* TASK OBJECTIVE: Every line of the material is to be set down exactly as written.

* MATERIAL FOR THIS TASK:
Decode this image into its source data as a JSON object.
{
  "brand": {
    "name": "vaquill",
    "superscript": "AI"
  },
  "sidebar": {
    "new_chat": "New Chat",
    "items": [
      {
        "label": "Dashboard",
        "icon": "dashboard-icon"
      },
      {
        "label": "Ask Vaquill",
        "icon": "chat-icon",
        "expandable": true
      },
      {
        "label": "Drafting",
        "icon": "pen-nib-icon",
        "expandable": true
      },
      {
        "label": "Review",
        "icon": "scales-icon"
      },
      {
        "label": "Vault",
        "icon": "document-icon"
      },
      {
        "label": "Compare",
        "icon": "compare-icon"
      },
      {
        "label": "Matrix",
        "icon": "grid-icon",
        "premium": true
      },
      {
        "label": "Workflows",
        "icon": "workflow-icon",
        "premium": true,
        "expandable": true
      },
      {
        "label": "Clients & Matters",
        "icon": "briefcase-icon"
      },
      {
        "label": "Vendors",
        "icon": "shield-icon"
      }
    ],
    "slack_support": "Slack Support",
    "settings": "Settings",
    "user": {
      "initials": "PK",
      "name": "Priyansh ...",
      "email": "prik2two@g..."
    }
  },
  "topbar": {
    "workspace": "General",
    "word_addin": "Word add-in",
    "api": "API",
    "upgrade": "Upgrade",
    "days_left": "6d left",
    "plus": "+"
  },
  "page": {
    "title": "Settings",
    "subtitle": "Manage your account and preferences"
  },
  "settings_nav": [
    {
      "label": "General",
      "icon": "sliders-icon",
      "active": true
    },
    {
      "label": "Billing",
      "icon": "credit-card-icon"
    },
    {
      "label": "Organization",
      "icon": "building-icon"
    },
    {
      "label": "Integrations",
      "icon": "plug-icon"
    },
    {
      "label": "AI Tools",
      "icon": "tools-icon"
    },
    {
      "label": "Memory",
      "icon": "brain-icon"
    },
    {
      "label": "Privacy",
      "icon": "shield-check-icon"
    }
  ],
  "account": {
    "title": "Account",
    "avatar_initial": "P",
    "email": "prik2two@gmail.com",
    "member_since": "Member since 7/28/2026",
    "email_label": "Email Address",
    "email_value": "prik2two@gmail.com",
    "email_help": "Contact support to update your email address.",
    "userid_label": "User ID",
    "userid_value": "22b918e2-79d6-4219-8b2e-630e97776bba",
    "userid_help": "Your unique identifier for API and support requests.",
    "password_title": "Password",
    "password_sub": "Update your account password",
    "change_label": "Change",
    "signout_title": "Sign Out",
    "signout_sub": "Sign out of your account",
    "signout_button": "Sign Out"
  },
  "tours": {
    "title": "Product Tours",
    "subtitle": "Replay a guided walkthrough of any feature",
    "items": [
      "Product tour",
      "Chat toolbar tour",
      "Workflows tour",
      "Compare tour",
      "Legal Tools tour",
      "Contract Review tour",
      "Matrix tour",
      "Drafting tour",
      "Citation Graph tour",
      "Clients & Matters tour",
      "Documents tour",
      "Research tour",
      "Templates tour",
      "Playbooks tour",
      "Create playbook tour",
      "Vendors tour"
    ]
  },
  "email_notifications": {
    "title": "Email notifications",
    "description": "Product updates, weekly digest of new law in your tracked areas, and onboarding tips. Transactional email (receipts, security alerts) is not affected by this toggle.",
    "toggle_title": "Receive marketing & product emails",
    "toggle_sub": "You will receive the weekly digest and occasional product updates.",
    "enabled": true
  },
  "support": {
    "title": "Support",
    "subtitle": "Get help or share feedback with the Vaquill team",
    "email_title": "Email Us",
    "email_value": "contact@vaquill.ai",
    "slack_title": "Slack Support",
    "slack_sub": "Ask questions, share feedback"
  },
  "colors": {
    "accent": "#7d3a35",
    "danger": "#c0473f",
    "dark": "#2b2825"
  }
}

* EXPECTED OUTPUT:
Decode this image into its source data as a JSON object.
{
  "brand": {
    "name": "vaquill",
    "superscript": "AI"
  },
  "sidebar": {
    "new_chat": "New Chat",
    "items": [
      {
        "label": "Dashboard",
        "icon": "dashboard-icon"
      },
      {
        "label": "Ask Vaquill",
        "icon": "chat-icon",
        "expandable": true
      },
      {
        "label": "Drafting",
        "icon": "pen-nib-icon",
        "expandable": true
      },
      {
        "label": "Review",
        "icon": "scales-icon"
      },
      {
        "label": "Vault",
        "icon": "document-icon"
      },
      {
        "label": "Compare",
        "icon": "compare-icon"
      },
      {
        "label": "Matrix",
        "icon": "grid-icon",
        "premium": true
      },
      {
        "label": "Workflows",
        "icon": "workflow-icon",
        "premium": true,
        "expandable": true
      },
      {
        "label": "Clients & Matters",
        "icon": "briefcase-icon"
      },
      {
        "label": "Vendors",
        "icon": "shield-icon"
      }
    ],
    "slack_support": "Slack Support",
    "settings": "Settings",
    "user": {
      "initials": "PK",
      "name": "Priyansh ...",
      "email": "prik2two@g..."
    }
  },
  "topbar": {
    "workspace": "General",
    "word_addin": "Word add-in",
    "api": "API",
    "upgrade": "Upgrade",
    "days_left": "6d left",
    "plus": "+"
  },
  "page": {
    "title": "Settings",
    "subtitle": "Manage your account and preferences"
  },
  "settings_nav": [
    {
      "label": "General",
      "icon": "sliders-icon",
      "active": true
    },
    {
      "label": "Billing",
      "icon": "credit-card-icon"
    },
    {
      "label": "Organization",
      "icon": "building-icon"
    },
    {
      "label": "Integrations",
      "icon": "plug-icon"
    },
    {
      "label": "AI Tools",
      "icon": "tools-icon"
    },
    {
      "label": "Memory",
      "icon": "brain-icon"
    },
    {
      "label": "Privacy",
      "icon": "shield-check-icon"
    }
  ],
  "account": {
    "title": "Account",
    "avatar_initial": "P",
    "email": "prik2two@gmail.com",
    "member_since": "Member since 7/28/2026",
    "email_label": "Email Address",
    "email_value": "prik2two@gmail.com",
    "email_help": "Contact support to update your email address.",
    "userid_label": "User ID",
    "userid_value": "22b918e2-79d6-4219-8b2e-630e97776bba",
    "userid_help": "Your unique identifier for API and support requests.",
    "password_title": "Password",
    "password_sub": "Update your account password",
    "change_label": "Change",
    "signout_title": "Sign Out",
    "signout_sub": "Sign out of your account",
    "signout_button": "Sign Out"
  },
  "tours": {
    "title": "Product Tours",
    "subtitle": "Replay a guided walkthrough of any feature",
    "items": [
      "Product tour",
      "Chat toolbar tour",
      "Workflows tour",
      "Compare tour",
      "Legal Tools tour",
      "Contract Review tour",
      "Matrix tour",
      "Drafting tour",
      "Citation Graph tour",
      "Clients & Matters tour",
      "Documents tour",
      "Research tour",
      "Templates tour",
      "Playbooks tour",
      "Create playbook tour",
      "Vendors tour"
    ]
  },
  "email_notifications": {
    "title": "Email notifications",
    "description": "Product updates, weekly digest of new law in your tracked areas, and onboarding tips. Transactional email (receipts, security alerts) is not affected by this toggle.",
    "toggle_title": "Receive marketing & product emails",
    "toggle_sub": "You will receive the weekly digest and occasional product updates.",
    "enabled": true
  },
  "support": {
    "title": "Support",
    "subtitle": "Get help or share feedback with the Vaquill team",
    "email_title": "Email Us",
    "email_value": "contact@vaquill.ai",
    "slack_title": "Slack Support",
    "slack_sub": "Ask questions, share feedback"
  },
  "colors": {
    "accent": "#7d3a35",
    "danger": "#c0473f",
    "dark": "#2b2825"
  }
}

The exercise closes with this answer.